**Component data from apps and pages**
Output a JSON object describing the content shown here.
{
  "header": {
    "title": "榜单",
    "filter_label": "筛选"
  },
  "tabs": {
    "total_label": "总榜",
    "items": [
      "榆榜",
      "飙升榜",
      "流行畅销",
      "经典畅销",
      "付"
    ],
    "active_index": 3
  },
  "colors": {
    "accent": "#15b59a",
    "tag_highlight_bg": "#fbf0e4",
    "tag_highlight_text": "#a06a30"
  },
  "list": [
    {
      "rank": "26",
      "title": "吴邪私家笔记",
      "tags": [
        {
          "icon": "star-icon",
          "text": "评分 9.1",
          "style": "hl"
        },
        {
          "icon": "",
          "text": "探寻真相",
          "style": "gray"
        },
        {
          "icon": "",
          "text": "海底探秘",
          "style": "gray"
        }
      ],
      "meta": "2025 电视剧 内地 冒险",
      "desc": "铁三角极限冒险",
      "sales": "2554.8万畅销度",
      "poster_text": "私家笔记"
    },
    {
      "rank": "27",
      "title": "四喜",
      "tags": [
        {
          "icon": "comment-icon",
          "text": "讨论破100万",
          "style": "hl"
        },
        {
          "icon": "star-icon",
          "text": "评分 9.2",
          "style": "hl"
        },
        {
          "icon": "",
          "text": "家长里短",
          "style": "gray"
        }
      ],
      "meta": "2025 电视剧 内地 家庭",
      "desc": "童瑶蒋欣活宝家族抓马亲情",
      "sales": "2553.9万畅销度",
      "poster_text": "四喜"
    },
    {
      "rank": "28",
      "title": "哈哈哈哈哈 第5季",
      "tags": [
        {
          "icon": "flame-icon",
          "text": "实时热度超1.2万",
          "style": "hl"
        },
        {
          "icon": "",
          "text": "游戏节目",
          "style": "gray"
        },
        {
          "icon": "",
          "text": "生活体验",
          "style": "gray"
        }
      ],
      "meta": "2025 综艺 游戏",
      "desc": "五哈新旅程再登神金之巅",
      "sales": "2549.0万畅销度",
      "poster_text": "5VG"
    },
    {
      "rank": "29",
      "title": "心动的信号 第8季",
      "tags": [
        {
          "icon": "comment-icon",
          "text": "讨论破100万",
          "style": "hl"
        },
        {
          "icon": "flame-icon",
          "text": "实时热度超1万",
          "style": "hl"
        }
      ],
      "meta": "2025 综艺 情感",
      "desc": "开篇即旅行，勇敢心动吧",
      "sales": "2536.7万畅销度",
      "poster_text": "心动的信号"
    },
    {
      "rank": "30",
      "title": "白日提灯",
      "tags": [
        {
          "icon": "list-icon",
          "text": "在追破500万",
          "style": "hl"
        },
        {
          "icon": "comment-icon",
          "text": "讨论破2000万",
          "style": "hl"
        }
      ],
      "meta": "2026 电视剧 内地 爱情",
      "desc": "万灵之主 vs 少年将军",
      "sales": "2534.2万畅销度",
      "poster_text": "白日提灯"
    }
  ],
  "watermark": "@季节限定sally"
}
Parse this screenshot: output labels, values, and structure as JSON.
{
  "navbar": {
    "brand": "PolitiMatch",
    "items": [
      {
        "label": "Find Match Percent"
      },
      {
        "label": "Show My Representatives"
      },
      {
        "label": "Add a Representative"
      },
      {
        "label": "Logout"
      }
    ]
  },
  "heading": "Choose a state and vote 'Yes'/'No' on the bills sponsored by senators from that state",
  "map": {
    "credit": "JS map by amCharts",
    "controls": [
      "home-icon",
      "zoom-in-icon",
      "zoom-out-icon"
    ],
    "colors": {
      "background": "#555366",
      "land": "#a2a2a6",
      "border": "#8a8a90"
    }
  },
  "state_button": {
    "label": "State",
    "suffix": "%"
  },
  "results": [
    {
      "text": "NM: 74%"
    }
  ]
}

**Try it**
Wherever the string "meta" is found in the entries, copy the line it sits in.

**Final answer**
      "meta": "2025 电视剧 内地 冒险",
      "meta": "2025 电视剧 内地 家庭",
      "meta": "2025 综艺 游戏",
      "meta": "2025 综艺 情感",
      "meta": "2026 电视剧 内地 爱情",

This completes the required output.